Records contained in a dataset:
☆ ☆ ☆

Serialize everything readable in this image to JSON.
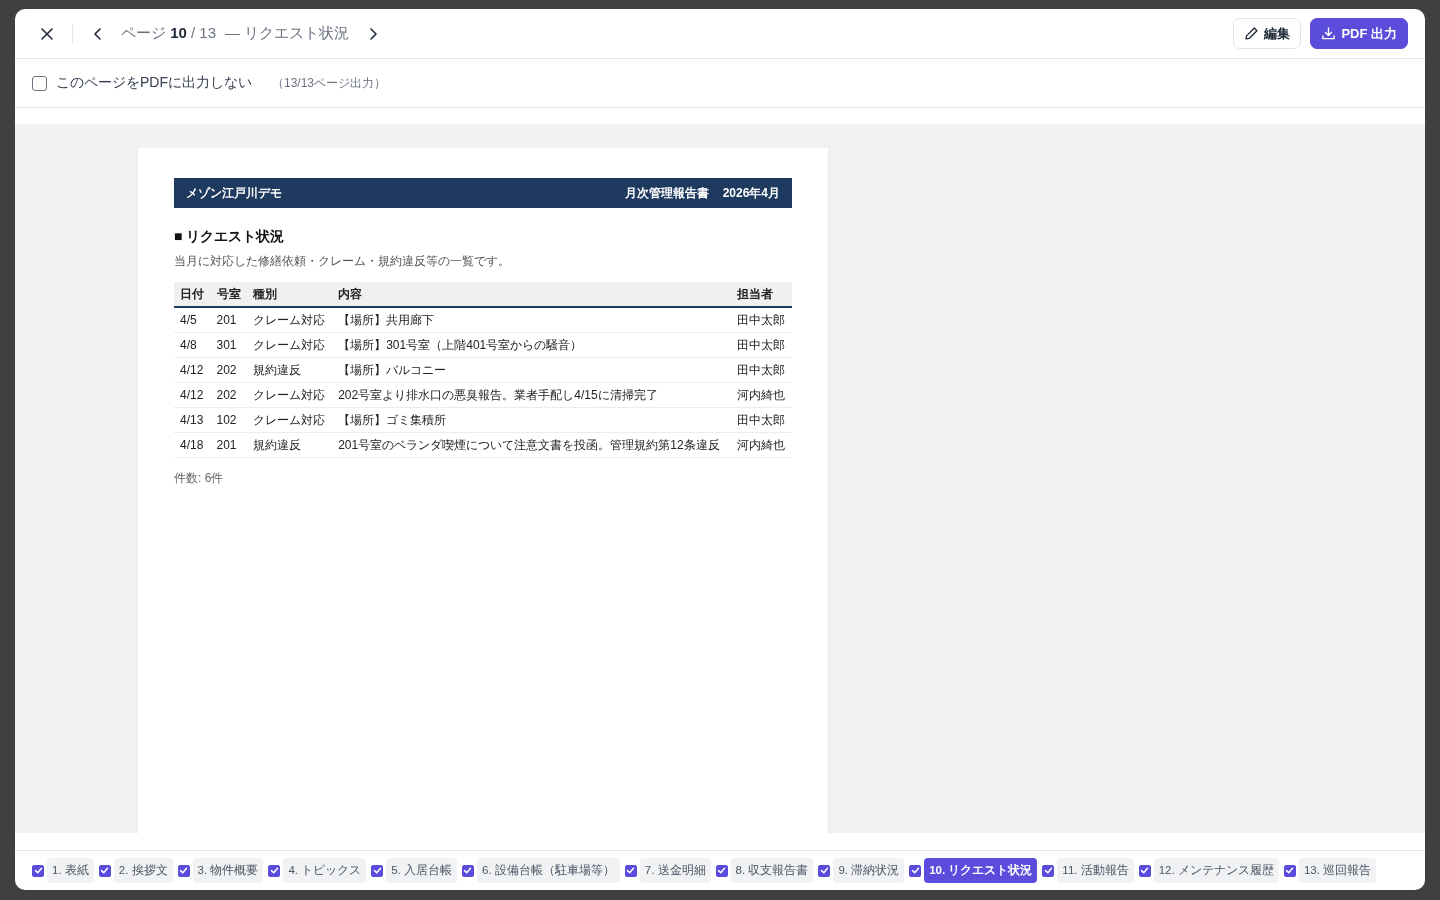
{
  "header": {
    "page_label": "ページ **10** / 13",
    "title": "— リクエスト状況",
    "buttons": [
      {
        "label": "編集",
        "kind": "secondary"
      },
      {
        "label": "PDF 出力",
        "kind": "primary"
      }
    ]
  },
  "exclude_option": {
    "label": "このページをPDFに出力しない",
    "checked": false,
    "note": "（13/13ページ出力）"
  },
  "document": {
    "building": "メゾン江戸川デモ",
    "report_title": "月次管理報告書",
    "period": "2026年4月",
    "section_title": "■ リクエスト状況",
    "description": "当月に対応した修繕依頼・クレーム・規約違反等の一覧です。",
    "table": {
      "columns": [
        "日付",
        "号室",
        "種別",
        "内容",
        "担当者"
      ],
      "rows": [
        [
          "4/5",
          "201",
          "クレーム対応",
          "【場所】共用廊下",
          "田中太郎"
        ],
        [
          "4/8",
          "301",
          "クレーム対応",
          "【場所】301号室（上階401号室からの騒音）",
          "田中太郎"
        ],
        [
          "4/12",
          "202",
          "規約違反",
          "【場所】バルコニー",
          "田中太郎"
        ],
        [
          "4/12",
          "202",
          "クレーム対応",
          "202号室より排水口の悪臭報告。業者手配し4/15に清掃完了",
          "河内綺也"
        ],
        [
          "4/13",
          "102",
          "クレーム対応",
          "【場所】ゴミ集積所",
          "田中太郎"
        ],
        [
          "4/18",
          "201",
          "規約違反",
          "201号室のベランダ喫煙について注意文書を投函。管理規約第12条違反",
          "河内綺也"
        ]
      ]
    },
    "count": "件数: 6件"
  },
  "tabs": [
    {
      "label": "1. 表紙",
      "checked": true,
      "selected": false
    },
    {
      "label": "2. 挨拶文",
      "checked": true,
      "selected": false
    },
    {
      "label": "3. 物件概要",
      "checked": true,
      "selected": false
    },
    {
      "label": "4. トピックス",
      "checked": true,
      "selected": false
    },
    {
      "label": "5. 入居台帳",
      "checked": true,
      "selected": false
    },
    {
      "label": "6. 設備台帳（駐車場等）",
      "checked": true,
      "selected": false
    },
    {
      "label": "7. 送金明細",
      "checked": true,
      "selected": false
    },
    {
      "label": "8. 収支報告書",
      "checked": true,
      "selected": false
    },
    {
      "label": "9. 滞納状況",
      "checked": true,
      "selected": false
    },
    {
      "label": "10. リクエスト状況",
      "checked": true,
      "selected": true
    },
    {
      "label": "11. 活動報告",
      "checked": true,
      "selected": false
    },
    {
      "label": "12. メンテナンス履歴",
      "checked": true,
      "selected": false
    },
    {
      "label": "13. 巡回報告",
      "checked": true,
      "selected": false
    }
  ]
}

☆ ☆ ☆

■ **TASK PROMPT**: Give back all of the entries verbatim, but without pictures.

■ **SOLUTION TO THIS TASK**:
Serialize everything readable in this image to JSON.
{
  "header": {
    "page_label": "ページ **10** / 13",
    "title": "— リクエスト状況",
    "buttons": [
      {
        "label": "編集",
        "kind": "secondary"
      },
      {
        "label": "PDF 出力",
        "kind": "primary"
      }
    ]
  },
  "exclude_option": {
    "label": "このページをPDFに出力しない",
    "checked": false,
    "note": "（13/13ページ出力）"
  },
  "document": {
    "building": "メゾン江戸川デモ",
    "report_title": "月次管理報告書",
    "period": "2026年4月",
    "section_title": "■ リクエスト状況",
    "description": "当月に対応した修繕依頼・クレーム・規約違反等の一覧です。",
    "table": {
      "columns": [
        "日付",
        "号室",
        "種別",
        "内容",
        "担当者"
      ],
      "rows": [
        [
          "4/5",
          "201",
          "クレーム対応",
          "【場所】共用廊下",
          "田中太郎"
        ],
        [
          "4/8",
          "301",
          "クレーム対応",
          "【場所】301号室（上階401号室からの騒音）",
          "田中太郎"
        ],
        [
          "4/12",
          "202",
          "規約違反",
          "【場所】バルコニー",
          "田中太郎"
        ],
        [
          "4/12",
          "202",
          "クレーム対応",
          "202号室より排水口の悪臭報告。業者手配し4/15に清掃完了",
          "河内綺也"
        ],
        [
          "4/13",
          "102",
          "クレーム対応",
          "【場所】ゴミ集積所",
          "田中太郎"
        ],
        [
          "4/18",
          "201",
          "規約違反",
          "201号室のベランダ喫煙について注意文書を投函。管理規約第12条違反",
          "河内綺也"
        ]
      ]
    },
    "count": "件数: 6件"
  },
  "tabs": [
    {
      "label": "1. 表紙",
      "checked": true,
      "selected": false
    },
    {
      "label": "2. 挨拶文",
      "checked": true,
      "selected": false
    },
    {
      "label": "3. 物件概要",
      "checked": true,
      "selected": false
    },
    {
      "label": "4. トピックス",
      "checked": true,
      "selected": false
    },
    {
      "label": "5. 入居台帳",
      "checked": true,
      "selected": false
    },
    {
      "label": "6. 設備台帳（駐車場等）",
      "checked": true,
      "selected": false
    },
    {
      "label": "7. 送金明細",
      "checked": true,
      "selected": false
    },
    {
      "label": "8. 収支報告書",
      "checked": true,
      "selected": false
    },
    {
      "label": "9. 滞納状況",
      "checked": true,
      "selected": false
    },
    {
      "label": "10. リクエスト状況",
      "checked": true,
      "selected": true
    },
    {
      "label": "11. 活動報告",
      "checked": true,
      "selected": false
    },
    {
      "label": "12. メンテナンス履歴",
      "checked": true,
      "selected": false
    },
    {
      "label": "13. 巡回報告",
      "checked": true,
      "selected": false
    }
  ]
}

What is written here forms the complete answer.